Although his parents were pagan, Martin was interested in Christianity. When an imperial edict arrived, he was commanded to take up the sword and putting an end, so it seemed, to his desire of a life of solitude and prayer. Forced to enlist, Martin became a soldier and was stationed in the territory of Gaul.
A famous story about the saint tells how around the year 335, Martin, now an Imperial guard, was making his rounds on horseback, when he came across a half-naked beggar. Taking compassion on the poor man, Martin took his military cloak, cut it in two, and gave half to the beggar.
The following night, Jesus appeared to Martin in a dream, wearing the cloak. Addressing the angels who accompanied him, the Lord said, “Behold, here is Martin, an unbaptized Roman soldier: He has clothed me.”
The dream left a grave impression on the young soldier, and Martin was baptized the following Easter. He continued to serve in the army for twenty more years.
When he left the army, Martin traveled to Poitiers to meet Hilary, the bishop, who was a firm adversary of the Arian heresy. On account of his strong stance, Hilary was exiled by the emperor Constantius II (who supported the Arians).
Upon hearing the news of Hilary’s exile, Martin, who in the meantime had gone to visit his family in Pannonia, retired to a hermitage near Milan. When Hilary returned from exile, Martin went to France to find him and obtained the bishop’s permission to found a monastery near the city of Tours.
Martin traveled through France, where many came to know him. His popularity led the people to choose him to be Bishop of Tours in 371. He ultimately agreed to be consecrated but maintained an ascetic lifestyle. He refused to live like a prince while the people suffered; and the poor, the sick and prisoners continued to find shelter under his mantle. He lived near the city walls in the monastery of Marmoutier, said to be the oldest in France. Dozens of monks, including many of noble birth, lived with him and shared his austerities.
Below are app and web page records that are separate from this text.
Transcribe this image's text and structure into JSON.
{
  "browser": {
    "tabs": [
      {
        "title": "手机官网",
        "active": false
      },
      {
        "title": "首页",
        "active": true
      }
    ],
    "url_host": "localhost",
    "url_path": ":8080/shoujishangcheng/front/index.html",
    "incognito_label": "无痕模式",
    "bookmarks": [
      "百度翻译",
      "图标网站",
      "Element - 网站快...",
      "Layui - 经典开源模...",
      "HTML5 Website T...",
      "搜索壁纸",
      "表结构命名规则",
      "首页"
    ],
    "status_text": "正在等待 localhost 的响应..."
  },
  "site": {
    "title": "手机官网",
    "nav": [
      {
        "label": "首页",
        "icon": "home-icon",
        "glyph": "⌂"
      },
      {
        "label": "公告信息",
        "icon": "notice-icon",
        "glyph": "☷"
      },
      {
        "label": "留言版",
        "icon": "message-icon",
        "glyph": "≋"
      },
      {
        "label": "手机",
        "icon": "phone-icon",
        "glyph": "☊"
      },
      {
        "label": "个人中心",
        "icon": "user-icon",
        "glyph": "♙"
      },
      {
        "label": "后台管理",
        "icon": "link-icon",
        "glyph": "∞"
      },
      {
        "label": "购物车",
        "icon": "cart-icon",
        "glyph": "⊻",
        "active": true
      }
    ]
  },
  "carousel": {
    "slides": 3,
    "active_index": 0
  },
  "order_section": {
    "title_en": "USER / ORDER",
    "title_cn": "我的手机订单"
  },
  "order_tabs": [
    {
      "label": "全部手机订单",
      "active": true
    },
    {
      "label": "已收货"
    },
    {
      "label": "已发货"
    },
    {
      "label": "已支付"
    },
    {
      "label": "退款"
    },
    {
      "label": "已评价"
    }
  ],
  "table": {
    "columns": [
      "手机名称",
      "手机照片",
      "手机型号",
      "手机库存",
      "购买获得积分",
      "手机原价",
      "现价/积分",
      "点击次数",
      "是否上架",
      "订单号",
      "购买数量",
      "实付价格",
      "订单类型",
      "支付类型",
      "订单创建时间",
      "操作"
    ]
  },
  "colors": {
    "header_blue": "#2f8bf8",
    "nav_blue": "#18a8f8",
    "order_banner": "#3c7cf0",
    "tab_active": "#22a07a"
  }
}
In 397, Bishop Martin, now almost 80 years old, traveled to Candate (now Candes-Saint-Martin) to heal a local schism. On account of his virtue and strong personality, he was able to restore peace; but before he was able to return home, he fell ill with a violent fever. He asked to be laid out on the bare earth and breathed his last before a great crowd.
Adapted by A.J. Valentini